■ What the task requires:
When you have gone through the entries below, state how many lines include the word "veteran" and write nothing else.
___ Information supplied ___
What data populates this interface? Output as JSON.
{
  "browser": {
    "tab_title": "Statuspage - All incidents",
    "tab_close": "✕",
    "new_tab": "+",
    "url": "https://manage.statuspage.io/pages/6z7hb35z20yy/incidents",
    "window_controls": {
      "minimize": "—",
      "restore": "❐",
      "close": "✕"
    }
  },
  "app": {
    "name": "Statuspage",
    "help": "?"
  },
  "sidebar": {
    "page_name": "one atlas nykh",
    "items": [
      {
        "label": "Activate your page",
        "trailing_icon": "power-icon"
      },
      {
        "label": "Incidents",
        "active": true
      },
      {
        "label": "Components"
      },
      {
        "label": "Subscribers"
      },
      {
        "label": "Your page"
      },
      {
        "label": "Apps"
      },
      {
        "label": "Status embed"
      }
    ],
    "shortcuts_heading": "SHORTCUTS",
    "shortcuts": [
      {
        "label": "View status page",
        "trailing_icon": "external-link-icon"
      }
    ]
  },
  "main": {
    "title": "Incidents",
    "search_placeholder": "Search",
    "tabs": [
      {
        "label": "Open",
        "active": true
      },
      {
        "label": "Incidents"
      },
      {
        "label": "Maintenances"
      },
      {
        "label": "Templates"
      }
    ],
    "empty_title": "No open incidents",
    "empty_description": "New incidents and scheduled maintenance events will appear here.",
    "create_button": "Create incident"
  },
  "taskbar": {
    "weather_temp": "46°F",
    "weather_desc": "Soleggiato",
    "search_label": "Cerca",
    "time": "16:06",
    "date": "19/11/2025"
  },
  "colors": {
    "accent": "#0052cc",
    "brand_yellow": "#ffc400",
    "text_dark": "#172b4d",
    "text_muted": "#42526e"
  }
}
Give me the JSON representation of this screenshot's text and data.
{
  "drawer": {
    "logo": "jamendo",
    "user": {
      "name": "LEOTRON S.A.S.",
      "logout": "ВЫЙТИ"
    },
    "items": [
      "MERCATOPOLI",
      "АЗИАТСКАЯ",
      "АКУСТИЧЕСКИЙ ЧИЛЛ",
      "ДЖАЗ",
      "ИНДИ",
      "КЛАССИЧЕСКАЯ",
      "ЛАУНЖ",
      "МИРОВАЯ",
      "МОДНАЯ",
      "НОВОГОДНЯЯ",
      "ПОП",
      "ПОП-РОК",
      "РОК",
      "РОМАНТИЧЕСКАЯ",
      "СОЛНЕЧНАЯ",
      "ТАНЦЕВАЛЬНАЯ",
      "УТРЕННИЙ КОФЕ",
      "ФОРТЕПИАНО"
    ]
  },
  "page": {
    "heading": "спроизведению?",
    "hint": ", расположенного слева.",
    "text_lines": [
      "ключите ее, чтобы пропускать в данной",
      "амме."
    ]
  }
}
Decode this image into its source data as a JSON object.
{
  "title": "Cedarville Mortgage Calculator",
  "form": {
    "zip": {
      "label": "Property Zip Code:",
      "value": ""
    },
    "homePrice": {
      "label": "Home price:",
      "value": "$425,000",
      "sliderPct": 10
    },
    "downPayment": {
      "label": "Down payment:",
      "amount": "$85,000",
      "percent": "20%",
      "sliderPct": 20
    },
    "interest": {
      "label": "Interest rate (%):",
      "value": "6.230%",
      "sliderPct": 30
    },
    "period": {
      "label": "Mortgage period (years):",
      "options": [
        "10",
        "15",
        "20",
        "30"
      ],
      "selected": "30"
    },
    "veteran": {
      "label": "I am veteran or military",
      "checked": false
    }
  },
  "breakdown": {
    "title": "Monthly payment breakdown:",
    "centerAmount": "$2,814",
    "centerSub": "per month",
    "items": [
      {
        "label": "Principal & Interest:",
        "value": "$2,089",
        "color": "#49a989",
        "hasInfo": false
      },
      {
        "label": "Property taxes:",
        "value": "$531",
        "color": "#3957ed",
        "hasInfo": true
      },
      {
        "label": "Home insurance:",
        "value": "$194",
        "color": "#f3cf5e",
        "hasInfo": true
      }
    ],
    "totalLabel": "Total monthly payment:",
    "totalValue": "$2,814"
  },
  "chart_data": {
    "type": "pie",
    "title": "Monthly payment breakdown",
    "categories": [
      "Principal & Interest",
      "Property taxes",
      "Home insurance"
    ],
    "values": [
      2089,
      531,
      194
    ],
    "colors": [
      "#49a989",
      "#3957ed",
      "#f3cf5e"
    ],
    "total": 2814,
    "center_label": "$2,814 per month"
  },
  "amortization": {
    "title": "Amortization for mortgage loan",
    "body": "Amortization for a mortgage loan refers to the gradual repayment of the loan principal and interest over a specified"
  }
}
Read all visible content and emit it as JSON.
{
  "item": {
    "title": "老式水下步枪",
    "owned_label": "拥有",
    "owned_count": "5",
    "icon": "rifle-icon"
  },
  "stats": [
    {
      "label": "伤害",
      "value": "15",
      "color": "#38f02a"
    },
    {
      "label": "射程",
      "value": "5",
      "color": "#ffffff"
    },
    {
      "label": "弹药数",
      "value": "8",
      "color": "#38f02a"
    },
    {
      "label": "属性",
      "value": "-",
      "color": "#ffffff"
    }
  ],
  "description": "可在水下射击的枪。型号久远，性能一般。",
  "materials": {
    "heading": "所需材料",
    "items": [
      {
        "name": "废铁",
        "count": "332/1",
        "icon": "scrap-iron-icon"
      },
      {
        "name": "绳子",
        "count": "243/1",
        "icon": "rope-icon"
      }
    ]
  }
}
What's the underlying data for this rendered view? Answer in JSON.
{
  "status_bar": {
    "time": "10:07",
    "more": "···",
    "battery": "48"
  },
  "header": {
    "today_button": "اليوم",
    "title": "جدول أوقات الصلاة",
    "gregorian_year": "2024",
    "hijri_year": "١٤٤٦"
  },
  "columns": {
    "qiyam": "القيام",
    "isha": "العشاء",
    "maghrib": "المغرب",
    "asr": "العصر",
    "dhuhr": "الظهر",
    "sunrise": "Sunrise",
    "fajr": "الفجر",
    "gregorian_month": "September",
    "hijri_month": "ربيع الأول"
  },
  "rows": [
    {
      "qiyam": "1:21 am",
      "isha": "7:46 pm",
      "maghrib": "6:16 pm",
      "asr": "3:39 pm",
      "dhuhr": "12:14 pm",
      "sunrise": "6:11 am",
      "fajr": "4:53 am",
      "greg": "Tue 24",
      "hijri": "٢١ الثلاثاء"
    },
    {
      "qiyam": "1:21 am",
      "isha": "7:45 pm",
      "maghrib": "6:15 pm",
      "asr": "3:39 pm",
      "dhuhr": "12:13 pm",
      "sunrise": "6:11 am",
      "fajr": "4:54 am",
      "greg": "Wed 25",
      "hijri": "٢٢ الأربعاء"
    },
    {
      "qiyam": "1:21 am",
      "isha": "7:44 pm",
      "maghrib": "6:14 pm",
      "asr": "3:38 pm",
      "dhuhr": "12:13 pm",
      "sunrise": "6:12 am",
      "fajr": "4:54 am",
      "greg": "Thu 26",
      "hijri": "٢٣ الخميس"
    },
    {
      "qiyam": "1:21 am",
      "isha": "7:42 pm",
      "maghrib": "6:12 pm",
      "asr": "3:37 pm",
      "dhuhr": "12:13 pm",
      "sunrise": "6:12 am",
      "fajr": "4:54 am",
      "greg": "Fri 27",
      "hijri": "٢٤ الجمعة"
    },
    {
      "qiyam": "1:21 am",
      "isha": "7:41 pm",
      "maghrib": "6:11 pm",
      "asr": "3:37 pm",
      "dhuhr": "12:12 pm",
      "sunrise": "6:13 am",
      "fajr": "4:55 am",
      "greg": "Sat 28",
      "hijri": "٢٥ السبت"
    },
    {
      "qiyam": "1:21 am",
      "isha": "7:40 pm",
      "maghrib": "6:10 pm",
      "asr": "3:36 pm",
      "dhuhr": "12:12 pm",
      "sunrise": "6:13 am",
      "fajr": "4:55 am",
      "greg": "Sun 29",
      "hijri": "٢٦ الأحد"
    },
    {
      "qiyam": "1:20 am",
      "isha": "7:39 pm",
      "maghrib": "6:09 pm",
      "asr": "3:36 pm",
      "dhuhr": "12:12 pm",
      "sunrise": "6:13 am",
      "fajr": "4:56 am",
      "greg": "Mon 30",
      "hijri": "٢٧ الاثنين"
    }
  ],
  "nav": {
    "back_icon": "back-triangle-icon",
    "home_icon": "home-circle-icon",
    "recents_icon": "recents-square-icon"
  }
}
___
■ Answer box:
2